The Fang family is one whose members have taken dysfunctional to a whole new level.
Baxter (Jason Bateman) is a failed academic who is trying to write a book while his sister Annie (Nicole Kidman) has a grip on life that is getting ever more tenuous by the day.
Both were brought up by two parents who have persisted in performing practical jokes on society as “art”.
While the gags continue, the fallout on both siblings has them both heading for a middle-aged meltdown.
Kidman skilfully plays the bitter daughter who wants nothing more to do with her parents while Bateman (who also directs) plays the weak younger brother who (still) can’t stick up for himself.
Exploring the nature of damaged psyches during adulthood, moviegoers get an insight into the dynamic between neglected siblings.
Flashback scenes depict the borderline insanity of their famous parents Camille (Kathryn Hahn) and Caleb (Christopher Walken), whose infamous escapades include an incident in which Baxter “shoots” at a policeman and licks “blood”.
After the parents go missing on holiday, Annie and Baxter convince themselves that it’s just another hoax but the police aren’t so sure. The journey of finding their parents allows the main characters to explore their purpose and relationships not only with their parents but also with each other.
Based on the novel by Kevin Wilson, Bateman captures themes of parenthood and the definition of art through some exceptional acting scenes peppered with raw emotion.
Here, he dishes up a unique comedy-drama; a satire of the depths of family ties and imagination.
However, the plotline has us a little hesitant about its ability to keep your undivided attention. Buy plenty of popcorn just in case it doesn’t.
Review by Taylor Glover
“How does a milkshake salesman build a fast food empire with an annual revenue of seven hundred million dollars?” Director John Lee Hancock, who helmed the marvellous Saving Mr Banks, returns with this, the rags-to-riches true story of the McDonalds empire. Ray Kroc (Michael Keaton) is coping with the daily struggles of survival while striving to do better. Then he meets two brothers who run a fast food joint and whose talent for serving up burgers and fries in double-quick time has him intrigued. The question is: how did McDonalds become so… big?
Kroc has to face tough decisions, like re-mortgaging his house. But he somehow ends up claiming the double-arched name and turning the culinary world on its head. This may be the film to motivate you this year.
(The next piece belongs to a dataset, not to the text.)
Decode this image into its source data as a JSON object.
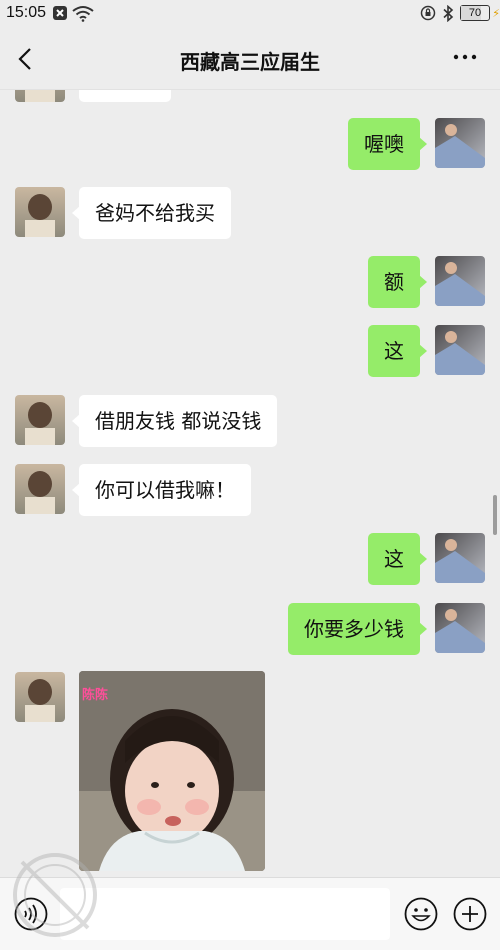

Félice and Victor flee from an orphanage in Brittany to fulfil their life-long dreams in Paris. Felice dreams of becoming a ballet dancer while Victor wants to be an inventor. Ballerina is a feel-good family movie to tug at the aspirations of kids everywhere. This animated delight by directors Eric Summer and Eric Warin captures the adventures that life can offer. But it also has a few subtle messages about working for what you want and that things might not always go your way. It’s a fun film that younger moviegoers will enjoy.
Based on the true story of three female mathematicians at NASA, this empowering film charts the course of a hitherto unheard of chapter in US history.
Feisty trio Katherine (Taraji P. Henson), Dorothy (Octavia Spencer) and Mary (Janelle Monae) have an integral role to play in putting a man in space.
But NASA is very much an all-male domain and the women have to use all their savvy to fight their corner and get the recognition their talents deserve.
Director Theodore Melfi admirably captures their story, and reflects a window on 1960s America that is sometimes less than endearing, to say the least.
Oman release date: February 23